The Arapaho National Forest prepared an environmental assessment of the Vasquez Canal Project. All construction work on the project is being conducted entirely on National Forest System Lands. According to Denver Water that environmental assessment determined, “there would be no significant environmental impacts.” Officials from Denver Water went on to state, “They approved the project along with required best management practices, design criteria and monitoring designed to protect the area during construction.”

The Vasquez Canal is part of Denver Water’s historic water diversion network that brings mountain runoff to the Front Range and Denver Metro area. The original canal was completed in the late 1930s. According to Denver Water, information on the original construction of the canal is fairly limited but officials from the municipal water supplier stated, “we suspect that some of it (Vasquez Canal) was originally dug by hand because the canal had to be cut into the side of a steep mountain… making it difficult for machines to access.”

In the late 1950s Denver Water covered the originally open Vasquez Canal, effectively creating a tunnel. A drought during the early 1950s prompted the action, which was intended to mitigate evaporation as water traveled through the diversion system.

Water utilized by the Denver Water’s diversion system follows a zigzagging path of infrastructure as it descends from snowmelt in the high Rockies to homes along the Front Range.

Diversion structures in the Upper Williams Fork River send water through the Gumlick Tunnel, formerly known as the Jones Pass Tunnel, where the water passes under the Continental Divide. From there water travels through the Vasquez Tunnel, which brings the water back through to the other side of the Continental Divide, where it enters into Grand County and Vasquez Creek. The water is then diverted through the Moffat Tunnel back under the Continental Divide for a final time and into South Boulder Creek, feeding into Gross Reservoir, a major water storage reservoir for Denver Water.

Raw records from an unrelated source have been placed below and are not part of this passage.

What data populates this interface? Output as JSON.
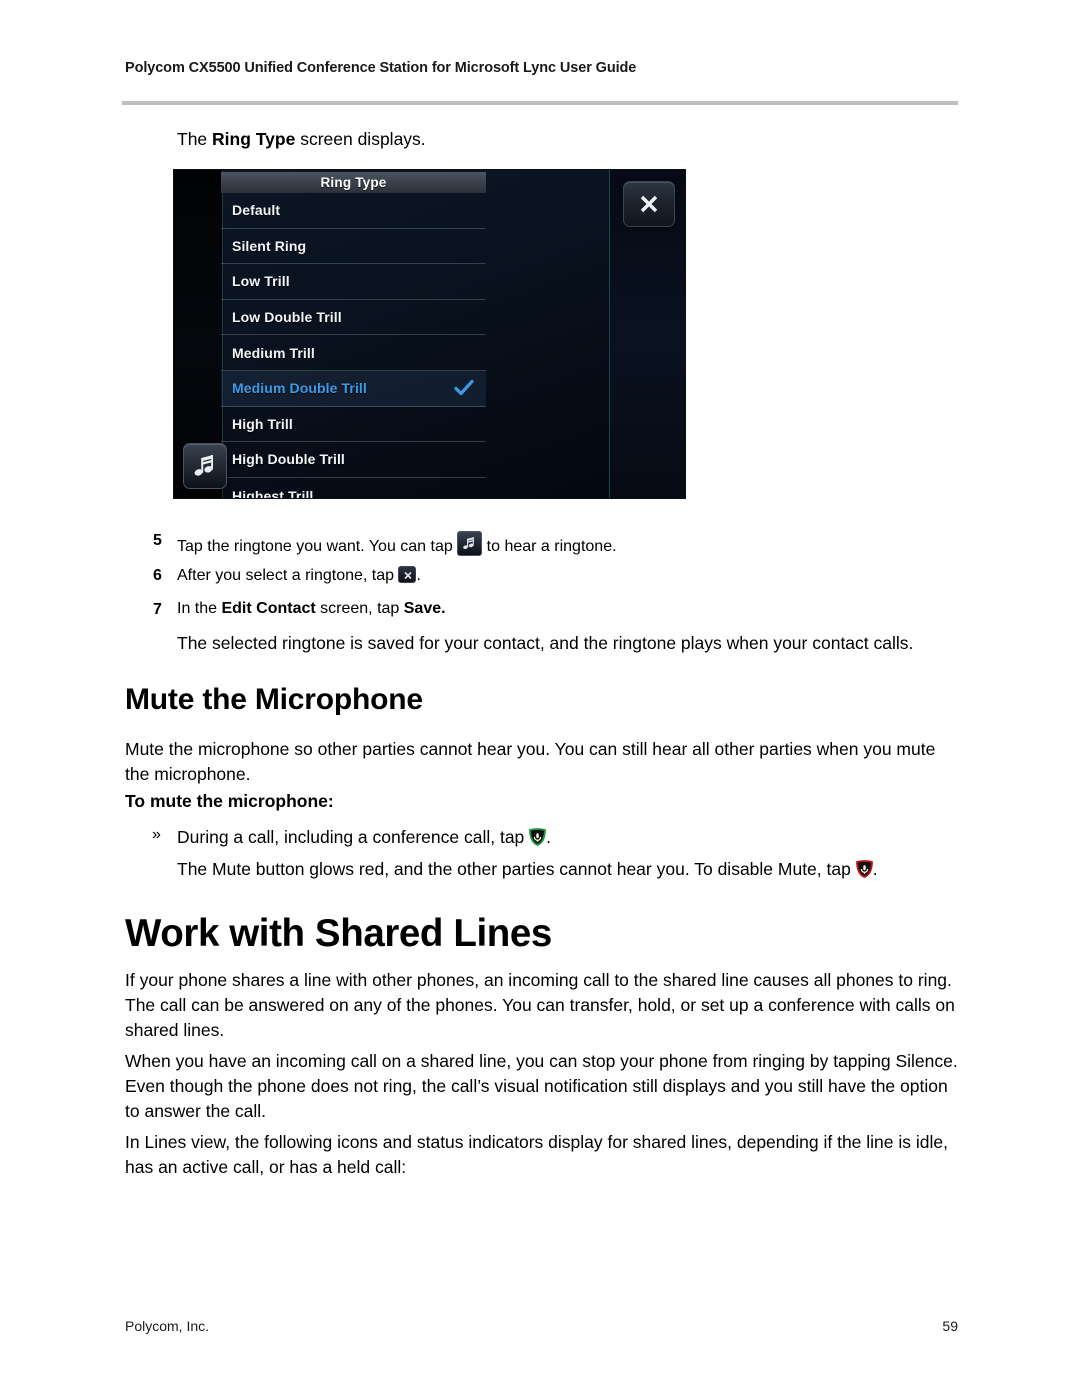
{
  "document": {
    "running_header": "Polycom CX5500 Unified Conference Station for Microsoft Lync User Guide",
    "footer_left": "Polycom, Inc.",
    "page_number": "59"
  },
  "intro": {
    "before": "The ",
    "bold": "Ring Type",
    "after": " screen displays."
  },
  "phone_screenshot": {
    "title": "Ring Type",
    "close_icon": "close-x-icon",
    "note_icon": "music-note-icon",
    "selected_color": "#3d9ae8",
    "check_icon": "checkmark-icon",
    "items": [
      {
        "label": "Default",
        "selected": false
      },
      {
        "label": "Silent Ring",
        "selected": false
      },
      {
        "label": "Low Trill",
        "selected": false
      },
      {
        "label": "Low Double Trill",
        "selected": false
      },
      {
        "label": "Medium Trill",
        "selected": false
      },
      {
        "label": "Medium Double Trill",
        "selected": true
      },
      {
        "label": "High Trill",
        "selected": false
      },
      {
        "label": "High Double Trill",
        "selected": false
      },
      {
        "label": "Highest Trill",
        "selected": false
      }
    ]
  },
  "steps": [
    {
      "number": "5",
      "text_before": "Tap the ringtone you want. You can tap ",
      "icon": "music-note-icon",
      "text_after": " to hear a ringtone."
    },
    {
      "number": "6",
      "text_before": "After you select a ringtone, tap ",
      "icon": "close-x-icon",
      "text_after": "."
    },
    {
      "number": "7",
      "text_before": "In the ",
      "bold_1": "Edit Contact",
      "text_mid": " screen, tap ",
      "bold_2": "Save.",
      "text_after": ""
    }
  ],
  "step_result": "The selected ringtone is saved for your contact, and the ringtone plays when your contact calls.",
  "mute_section": {
    "heading": "Mute the Microphone",
    "intro": "Mute the microphone so other parties cannot hear you. You can still hear all other parties when you mute the microphone.",
    "subheading": "To mute the microphone:",
    "bullet_marker": "»",
    "bullet_before": "During a call, including a conference call, tap ",
    "bullet_icon": "mute-green-icon",
    "bullet_after": ".",
    "result_before": "The Mute button glows red, and the other parties cannot hear you. To disable Mute, tap ",
    "result_icon": "mute-red-icon",
    "result_after": ".",
    "green_color": "#1f9c3c",
    "red_color": "#cc1111"
  },
  "shared_lines_section": {
    "heading": "Work with Shared Lines",
    "paragraph_1": "If your phone shares a line with other phones, an incoming call to the shared line causes all phones to ring. The call can be answered on any of the phones. You can transfer, hold, or set up a conference with calls on shared lines.",
    "paragraph_2": "When you have an incoming call on a shared line, you can stop your phone from ringing by tapping Silence. Even though the phone does not ring, the call’s visual notification still displays and you still have the option to answer the call.",
    "paragraph_3": "In Lines view, the following icons and status indicators display for shared lines, depending if the line is idle, has an active call, or has a held call:"
  }
}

Colorado transmountain diversions via the University of Colorado
Colorado transmountain diversions via the University of Colorado